By Lee Hedgepeth
Alabama Political Reporter
Yesterday in the Alabama State House, members of the Senate’s Governmental Affairs Committee held their first meeting of the 2014 legislative session, and it did not take long for the debate to get heated.
One bill before the committee, SB16, would make changes to certain sunset procedures. The proposal drew some criticism from both sides of the aisle.
In general, many state government agencies have “sunset” provisions, allowing for all or part of an entity to dissolve after a specified period of time unless acted on by the legislature at the recommendation of the Sunset Committee. Because of the sheer number of such agencies, some legislators, like Senator Phil Williams of Cherokee, support making changes that would allow the full body to vote on sunsetting legislation together, if so recommended by the Sunset Committee, in an effort to – as Williams explained – make better use of the “legislative economy” that members must deal with: a limited time in which to make a lot of decisions.
Others, though, see the bill quite differently.
When her time to speak on the proposal came, the Senate’s top Democrat Vivian Figures had no qualms. “Let’s get real,” she began. She said the effort is merely another attempt to “suppress the minority’s opportunity to have time at the microphone.” In the past, with sunset bills required to be passed individually, the minority has seized the opportunity to slow things down in the Senate.
Another of the three Democrats on the Governmental Affairs Committee had serious frustrations to air. Senator Linda Coleman said that during her time in the body, she has come to understand the crucial role sunset procedures provide and she is not ready to see that go away. Sunset is very important, she said, because it allows an individual assessment of each provision by the public and by the legislators themselves.
Republican Senator Dick Brewbaker expressed doubts similar to those of the committee’s Democrats, saying that the reason he left the House of Representatives is because of the completely insignificant role the minority had played. “I’ve served as a member of the minority party,” Brewbaker said, and the House’s example, he explained, is not one the Senate should follow.
“I don’t care who’s in charge,” Senator Williams responded to the criticisms, “this is about legislative economy.”
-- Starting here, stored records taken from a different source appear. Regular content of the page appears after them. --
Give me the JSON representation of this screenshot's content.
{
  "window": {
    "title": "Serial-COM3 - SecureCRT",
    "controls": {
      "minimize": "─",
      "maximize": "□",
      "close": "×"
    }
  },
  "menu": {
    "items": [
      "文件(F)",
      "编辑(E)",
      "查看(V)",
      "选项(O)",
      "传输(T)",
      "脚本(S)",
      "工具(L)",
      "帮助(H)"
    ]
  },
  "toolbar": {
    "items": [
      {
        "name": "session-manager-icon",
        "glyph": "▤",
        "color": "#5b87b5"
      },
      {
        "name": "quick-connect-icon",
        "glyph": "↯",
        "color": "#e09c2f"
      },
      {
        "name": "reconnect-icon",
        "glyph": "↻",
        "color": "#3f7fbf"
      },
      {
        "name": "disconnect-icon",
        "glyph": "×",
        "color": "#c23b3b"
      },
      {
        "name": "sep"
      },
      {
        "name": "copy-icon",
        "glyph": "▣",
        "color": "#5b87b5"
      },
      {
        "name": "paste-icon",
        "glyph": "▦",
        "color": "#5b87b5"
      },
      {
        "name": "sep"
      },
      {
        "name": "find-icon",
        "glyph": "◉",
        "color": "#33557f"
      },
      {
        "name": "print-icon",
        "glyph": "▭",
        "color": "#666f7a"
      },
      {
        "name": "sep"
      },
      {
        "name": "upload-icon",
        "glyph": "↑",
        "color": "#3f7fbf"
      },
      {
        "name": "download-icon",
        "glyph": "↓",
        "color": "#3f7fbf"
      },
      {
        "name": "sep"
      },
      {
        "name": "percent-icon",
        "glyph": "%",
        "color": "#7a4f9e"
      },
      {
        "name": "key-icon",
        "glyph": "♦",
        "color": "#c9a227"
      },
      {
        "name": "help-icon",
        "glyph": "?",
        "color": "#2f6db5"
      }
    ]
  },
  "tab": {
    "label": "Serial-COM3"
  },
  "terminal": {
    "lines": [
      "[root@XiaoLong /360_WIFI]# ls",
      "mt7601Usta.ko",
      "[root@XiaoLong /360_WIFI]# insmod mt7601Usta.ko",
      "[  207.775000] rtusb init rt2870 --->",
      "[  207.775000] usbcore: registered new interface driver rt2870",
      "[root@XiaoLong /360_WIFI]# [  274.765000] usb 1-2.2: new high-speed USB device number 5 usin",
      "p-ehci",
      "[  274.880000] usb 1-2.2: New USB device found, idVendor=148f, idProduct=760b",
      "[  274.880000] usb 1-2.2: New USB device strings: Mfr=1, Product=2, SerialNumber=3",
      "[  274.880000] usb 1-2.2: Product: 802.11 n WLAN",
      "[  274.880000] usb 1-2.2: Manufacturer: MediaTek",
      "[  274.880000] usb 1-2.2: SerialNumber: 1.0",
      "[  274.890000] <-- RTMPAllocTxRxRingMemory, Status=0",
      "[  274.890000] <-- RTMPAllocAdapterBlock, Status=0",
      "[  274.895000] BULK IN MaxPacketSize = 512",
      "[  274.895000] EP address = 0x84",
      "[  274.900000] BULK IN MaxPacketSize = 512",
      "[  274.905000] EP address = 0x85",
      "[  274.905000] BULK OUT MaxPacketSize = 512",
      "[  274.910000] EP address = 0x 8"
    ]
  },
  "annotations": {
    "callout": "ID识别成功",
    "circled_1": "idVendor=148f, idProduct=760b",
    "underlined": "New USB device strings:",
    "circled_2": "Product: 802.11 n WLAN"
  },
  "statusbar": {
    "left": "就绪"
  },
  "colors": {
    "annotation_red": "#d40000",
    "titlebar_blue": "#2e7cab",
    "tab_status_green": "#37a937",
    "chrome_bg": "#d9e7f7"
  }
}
The Sunset Committee, which would make the relevant recommendations about when to vote on provisions separately, is currently composed of 12 members, six from the House and six from the Senate. Only two Democrats serve on the committee, Senator Vivian Figures and Senator Laura Hall. Republicans include Representatives Sanderford, Patterson, Gaston, Buttram, and Weaver, as well as Senators Taylor, Brewbaker, Bussman, Reed, and Marsh
Despite the debate and concerns expressed, the Senate Governmental Affairs Committee did vote favorably for the measure, 6-3-1, with all Democrats in opposition and Senator Brewbaker abstaining. With the Committee’s favorable report – and a second reading of the bill, which occurred later in the day – SB16 could be passed as early as later this afternoon. This does seem possible, too, as Senate Pro Tem Del Marsh has promised a marathon legislative session today, with voting to take place throughout.